WORK REQUEST>
Among the entries below, find the lines holding "transparent" and copy them.

☆ ☆ ☆

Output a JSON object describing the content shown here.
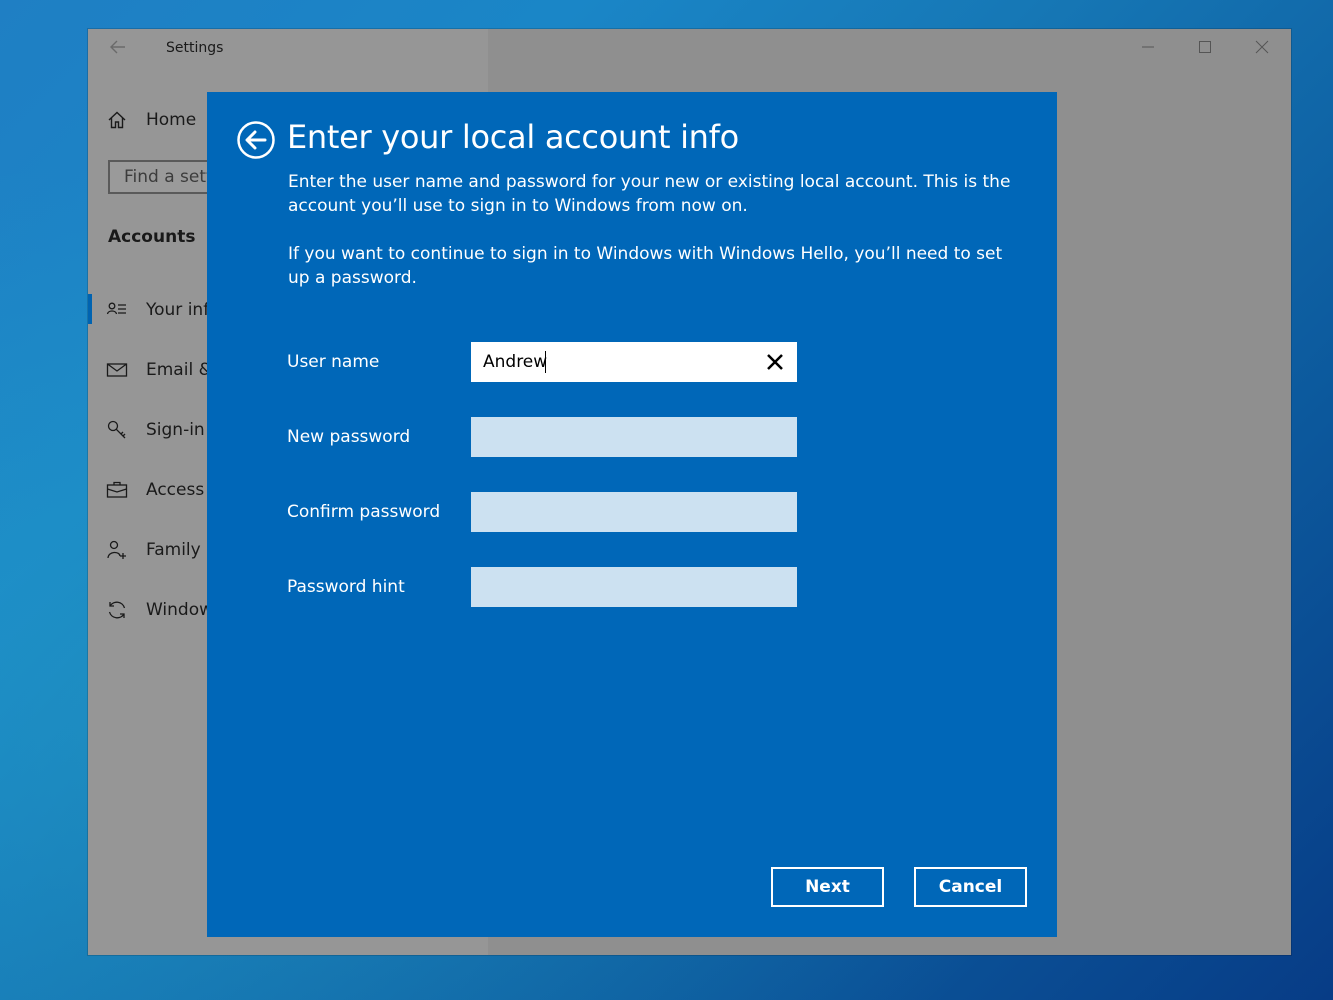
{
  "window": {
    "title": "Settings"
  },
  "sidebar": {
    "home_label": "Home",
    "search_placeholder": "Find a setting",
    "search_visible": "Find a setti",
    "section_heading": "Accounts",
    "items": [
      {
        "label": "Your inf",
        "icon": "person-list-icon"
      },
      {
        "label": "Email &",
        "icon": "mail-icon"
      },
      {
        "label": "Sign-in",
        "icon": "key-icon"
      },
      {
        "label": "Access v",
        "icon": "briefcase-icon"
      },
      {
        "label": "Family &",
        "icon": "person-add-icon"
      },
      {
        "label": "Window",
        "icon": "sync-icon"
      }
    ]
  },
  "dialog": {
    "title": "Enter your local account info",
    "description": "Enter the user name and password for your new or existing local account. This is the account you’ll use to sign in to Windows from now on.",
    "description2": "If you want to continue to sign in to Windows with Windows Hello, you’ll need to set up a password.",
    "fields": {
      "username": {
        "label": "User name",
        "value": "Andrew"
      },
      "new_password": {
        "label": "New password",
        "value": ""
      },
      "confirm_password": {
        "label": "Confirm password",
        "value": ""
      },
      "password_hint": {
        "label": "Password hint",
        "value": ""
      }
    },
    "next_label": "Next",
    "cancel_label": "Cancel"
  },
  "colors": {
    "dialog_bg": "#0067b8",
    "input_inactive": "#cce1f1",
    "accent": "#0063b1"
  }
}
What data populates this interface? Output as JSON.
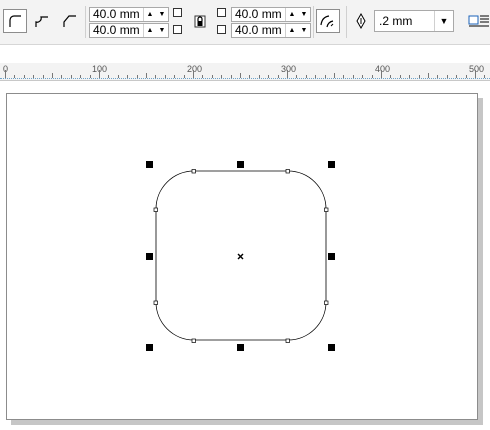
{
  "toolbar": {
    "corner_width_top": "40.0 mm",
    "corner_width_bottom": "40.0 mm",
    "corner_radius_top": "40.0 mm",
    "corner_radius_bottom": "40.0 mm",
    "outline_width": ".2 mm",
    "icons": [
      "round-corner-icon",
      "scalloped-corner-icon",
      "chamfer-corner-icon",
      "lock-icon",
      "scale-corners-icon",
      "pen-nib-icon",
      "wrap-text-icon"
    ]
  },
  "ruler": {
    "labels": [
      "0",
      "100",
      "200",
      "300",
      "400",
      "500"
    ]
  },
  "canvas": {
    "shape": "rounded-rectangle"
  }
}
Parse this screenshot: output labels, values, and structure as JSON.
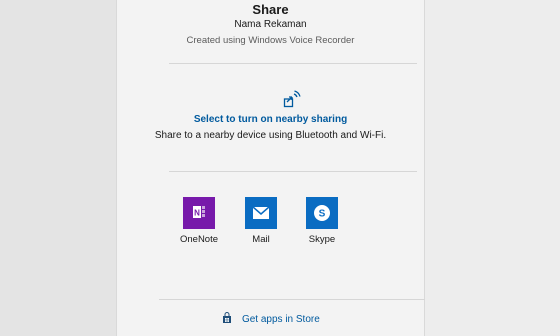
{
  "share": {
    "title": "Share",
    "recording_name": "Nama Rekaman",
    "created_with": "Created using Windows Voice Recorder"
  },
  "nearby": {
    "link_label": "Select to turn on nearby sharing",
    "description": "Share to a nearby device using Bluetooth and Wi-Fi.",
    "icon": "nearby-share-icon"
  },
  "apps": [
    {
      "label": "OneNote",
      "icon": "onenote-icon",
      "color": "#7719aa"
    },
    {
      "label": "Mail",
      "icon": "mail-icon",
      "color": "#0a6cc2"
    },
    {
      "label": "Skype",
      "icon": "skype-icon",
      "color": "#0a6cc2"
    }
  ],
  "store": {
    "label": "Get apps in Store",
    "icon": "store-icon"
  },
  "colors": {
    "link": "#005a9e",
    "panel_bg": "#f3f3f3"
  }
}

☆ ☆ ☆

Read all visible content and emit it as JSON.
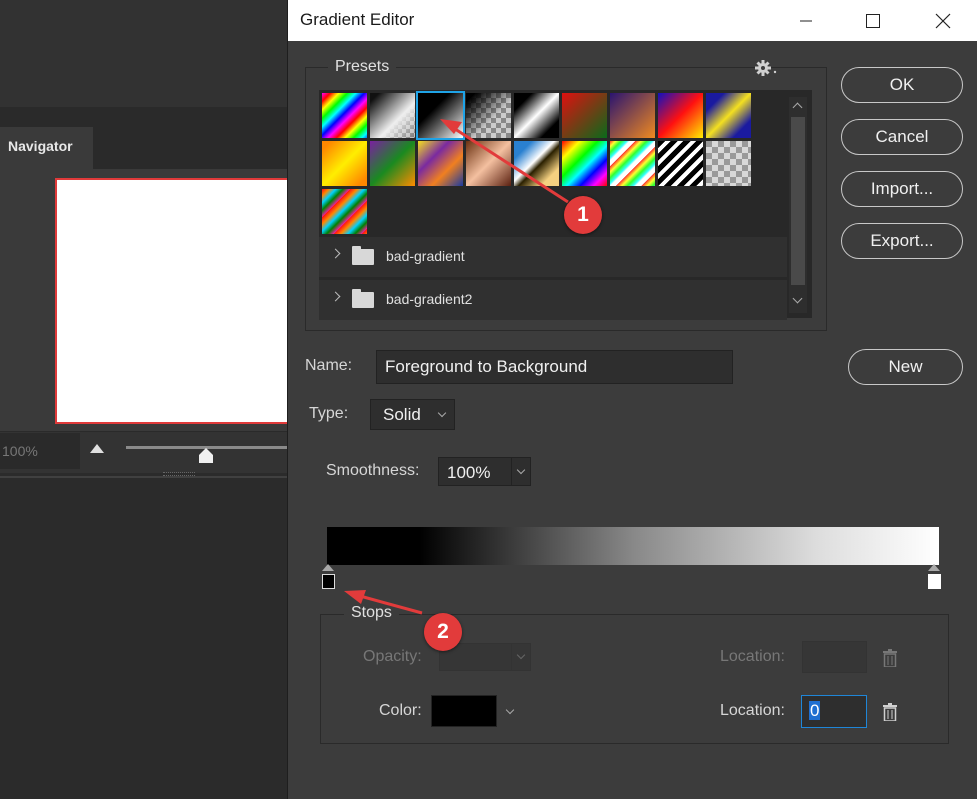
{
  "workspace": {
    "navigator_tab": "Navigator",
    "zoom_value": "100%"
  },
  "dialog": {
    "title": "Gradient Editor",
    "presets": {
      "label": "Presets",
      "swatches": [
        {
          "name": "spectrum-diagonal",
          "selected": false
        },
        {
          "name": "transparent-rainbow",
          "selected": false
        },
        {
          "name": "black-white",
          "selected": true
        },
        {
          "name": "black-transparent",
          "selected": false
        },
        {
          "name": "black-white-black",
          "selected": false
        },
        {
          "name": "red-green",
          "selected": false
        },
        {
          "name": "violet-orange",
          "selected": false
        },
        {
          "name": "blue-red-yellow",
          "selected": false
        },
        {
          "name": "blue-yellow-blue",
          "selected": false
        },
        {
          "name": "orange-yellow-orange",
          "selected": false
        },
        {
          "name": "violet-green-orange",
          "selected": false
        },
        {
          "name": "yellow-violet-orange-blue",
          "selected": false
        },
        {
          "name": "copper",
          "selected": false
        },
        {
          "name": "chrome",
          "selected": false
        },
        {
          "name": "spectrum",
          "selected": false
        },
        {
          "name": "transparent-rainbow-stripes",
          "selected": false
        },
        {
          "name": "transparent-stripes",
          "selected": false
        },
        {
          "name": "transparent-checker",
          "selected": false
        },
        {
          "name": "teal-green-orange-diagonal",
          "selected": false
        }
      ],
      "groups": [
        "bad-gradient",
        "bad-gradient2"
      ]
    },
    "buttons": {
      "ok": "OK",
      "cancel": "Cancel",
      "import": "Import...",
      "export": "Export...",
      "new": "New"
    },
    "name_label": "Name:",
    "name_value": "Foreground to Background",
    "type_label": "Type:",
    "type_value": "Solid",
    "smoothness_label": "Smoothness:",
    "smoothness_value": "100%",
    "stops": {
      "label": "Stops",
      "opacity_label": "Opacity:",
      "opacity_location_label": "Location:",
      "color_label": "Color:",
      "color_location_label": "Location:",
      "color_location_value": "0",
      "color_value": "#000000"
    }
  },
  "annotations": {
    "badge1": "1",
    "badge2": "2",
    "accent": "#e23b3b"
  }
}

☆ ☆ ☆

TASK OUTPUT>
          "name": "transparent-rainbow",
          "name": "black-transparent",
          "name": "transparent-rainbow-stripes",
          "name": "transparent-stripes",
          "name": "transparent-checker",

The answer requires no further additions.